▶ _About this exercise_: Below is a listing; restate from it, character for character, the lines beginning at the line holding "Give me the" and ending at the line holding "What's the underlying", both included.

▶ _Material to process_:
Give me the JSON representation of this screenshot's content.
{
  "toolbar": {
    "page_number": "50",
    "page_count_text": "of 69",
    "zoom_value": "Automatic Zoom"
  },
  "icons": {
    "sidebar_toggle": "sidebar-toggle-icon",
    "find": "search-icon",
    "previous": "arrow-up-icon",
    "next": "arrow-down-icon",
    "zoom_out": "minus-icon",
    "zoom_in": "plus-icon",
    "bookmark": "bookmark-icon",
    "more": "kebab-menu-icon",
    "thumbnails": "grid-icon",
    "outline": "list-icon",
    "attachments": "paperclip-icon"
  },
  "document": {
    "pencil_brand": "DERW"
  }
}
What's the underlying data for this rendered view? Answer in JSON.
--
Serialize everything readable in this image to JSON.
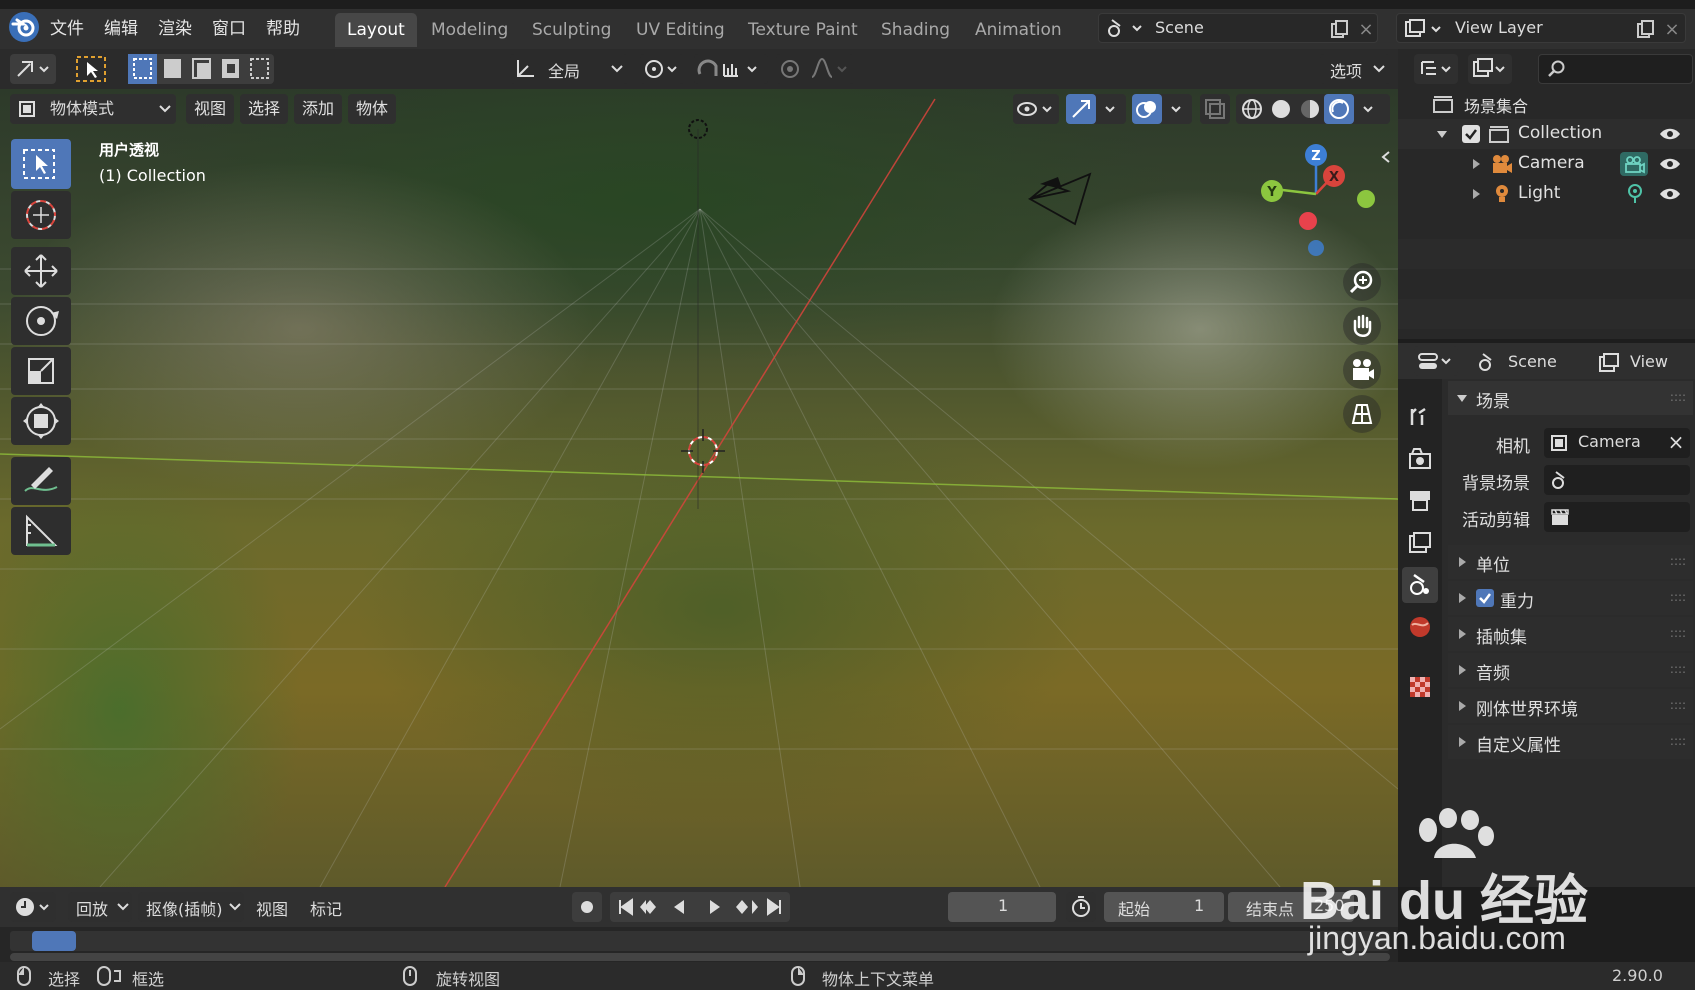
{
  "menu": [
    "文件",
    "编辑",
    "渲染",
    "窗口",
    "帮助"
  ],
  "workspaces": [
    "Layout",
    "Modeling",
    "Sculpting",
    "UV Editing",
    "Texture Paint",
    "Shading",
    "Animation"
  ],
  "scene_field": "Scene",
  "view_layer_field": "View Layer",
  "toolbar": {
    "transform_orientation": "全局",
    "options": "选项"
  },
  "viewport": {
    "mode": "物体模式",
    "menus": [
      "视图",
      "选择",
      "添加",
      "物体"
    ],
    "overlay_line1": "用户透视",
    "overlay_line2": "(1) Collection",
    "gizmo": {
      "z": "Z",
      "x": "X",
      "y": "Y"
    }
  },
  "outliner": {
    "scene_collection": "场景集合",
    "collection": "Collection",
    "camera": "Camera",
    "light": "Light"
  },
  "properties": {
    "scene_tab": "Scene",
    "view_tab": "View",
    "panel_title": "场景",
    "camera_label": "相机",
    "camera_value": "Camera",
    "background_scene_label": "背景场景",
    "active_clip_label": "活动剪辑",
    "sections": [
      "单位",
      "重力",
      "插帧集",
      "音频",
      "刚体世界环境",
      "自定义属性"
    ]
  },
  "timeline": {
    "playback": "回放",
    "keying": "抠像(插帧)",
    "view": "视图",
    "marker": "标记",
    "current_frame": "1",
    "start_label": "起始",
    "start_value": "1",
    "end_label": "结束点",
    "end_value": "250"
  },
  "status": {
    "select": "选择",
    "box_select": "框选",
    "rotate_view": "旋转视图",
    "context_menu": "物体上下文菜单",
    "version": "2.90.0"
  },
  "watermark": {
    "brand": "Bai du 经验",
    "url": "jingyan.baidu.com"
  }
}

▶ _Written solution_:
Give me the JSON representation of this screenshot's content.
{
  "toolbar": {
    "page_number": "50",
    "page_count_text": "of 69",
    "zoom_value": "Automatic Zoom"
  },
  "icons": {
    "sidebar_toggle": "sidebar-toggle-icon",
    "find": "search-icon",
    "previous": "arrow-up-icon",
    "next": "arrow-down-icon",
    "zoom_out": "minus-icon",
    "zoom_in": "plus-icon",
    "bookmark": "bookmark-icon",
    "more": "kebab-menu-icon",
    "thumbnails": "grid-icon",
    "outline": "list-icon",
    "attachments": "paperclip-icon"
  },
  "document": {
    "pencil_brand": "DERW"
  }
}
What's the underlying data for this rendered view? Answer in JSON.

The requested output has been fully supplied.